I don’t want to win races, because I know I never will. I just want to be the person who never walks, who never quits. Distance is just a number.
But I also know that I’ve been able to accomplish everything I’ve set my mind to. Save up for an apartment when I didn’t even have a home. Get a Masters and become a teacher when I was stuck in a career path I hated. Run 40 miles over the course of a weekend when I could hardly walk. And that makes me very dangerous, because I know I am only tapping my potential.
New Jersey doesn’t have the rich running history of other states. And certainly not for ultramarathons. I want to be the Bruce Springsteen of running. The common man. The wrestler. All heart. Sheer will and determination. I want to be Rocky in round 14.
I want to be that. I want to keep fighting. I want to go the distance. Whatever that may be.
“I embrace my desire to feel the rhythm, to feel connected.
Enough to step aside and weep like a widow.
To feel inspired, to fathom the power,
To witness the beauty, to bathe in the fountain,
To swing on the spiral of our divinity and still be a human.
With my feet upon the ground
I lose myself between the sounds
And open wide to suck it in.
I feel it move across my skin.
I’m reaching up and reaching out.
I’m reaching for the random or whatever will bewilder me.
Whatever will bewilder me.
And following our will and wind
We may just go where no one’s been.
We’ll ride the spiral to the end
And may just go where no one’s been.
Spiral out. Keep going.
Spiral out. Keep going.
Spiral out. Keep going.
Spiral out.
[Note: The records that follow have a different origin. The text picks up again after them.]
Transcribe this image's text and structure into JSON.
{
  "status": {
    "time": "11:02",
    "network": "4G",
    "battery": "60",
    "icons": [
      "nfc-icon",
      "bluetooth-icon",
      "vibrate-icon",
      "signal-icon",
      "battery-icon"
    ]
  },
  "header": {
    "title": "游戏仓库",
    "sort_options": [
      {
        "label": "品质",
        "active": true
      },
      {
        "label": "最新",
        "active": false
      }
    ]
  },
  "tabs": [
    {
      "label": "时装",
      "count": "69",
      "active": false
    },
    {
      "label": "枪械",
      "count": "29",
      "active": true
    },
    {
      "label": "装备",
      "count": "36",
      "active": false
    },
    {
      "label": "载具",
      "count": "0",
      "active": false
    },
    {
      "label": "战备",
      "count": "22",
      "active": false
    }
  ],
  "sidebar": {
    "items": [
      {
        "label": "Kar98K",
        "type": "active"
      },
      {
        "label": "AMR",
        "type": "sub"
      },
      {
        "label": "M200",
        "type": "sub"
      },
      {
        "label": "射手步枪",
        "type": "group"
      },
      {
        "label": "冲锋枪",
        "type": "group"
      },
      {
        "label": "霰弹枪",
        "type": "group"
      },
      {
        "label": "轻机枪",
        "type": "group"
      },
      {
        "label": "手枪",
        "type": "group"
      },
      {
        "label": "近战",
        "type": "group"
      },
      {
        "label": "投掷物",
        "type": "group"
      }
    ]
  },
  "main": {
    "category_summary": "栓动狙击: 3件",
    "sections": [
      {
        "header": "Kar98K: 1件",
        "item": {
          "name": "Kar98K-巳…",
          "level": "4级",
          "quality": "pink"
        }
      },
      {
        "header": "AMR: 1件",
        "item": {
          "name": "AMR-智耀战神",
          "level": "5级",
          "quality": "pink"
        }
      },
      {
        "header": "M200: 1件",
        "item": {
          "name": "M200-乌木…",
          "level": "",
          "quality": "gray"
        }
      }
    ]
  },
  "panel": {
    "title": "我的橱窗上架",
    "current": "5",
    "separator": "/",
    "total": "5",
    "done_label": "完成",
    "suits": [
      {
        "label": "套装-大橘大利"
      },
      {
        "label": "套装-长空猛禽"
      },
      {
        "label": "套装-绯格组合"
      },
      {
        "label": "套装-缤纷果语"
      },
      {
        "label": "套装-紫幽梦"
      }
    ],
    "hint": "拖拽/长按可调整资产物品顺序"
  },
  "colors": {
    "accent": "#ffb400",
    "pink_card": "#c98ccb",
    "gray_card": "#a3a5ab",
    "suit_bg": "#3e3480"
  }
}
Keep going.”
– “Lateralus” Tool
“You got your nice shades on, and the worst days are gone.
So now the band plays on, you got one life. Blaze on.”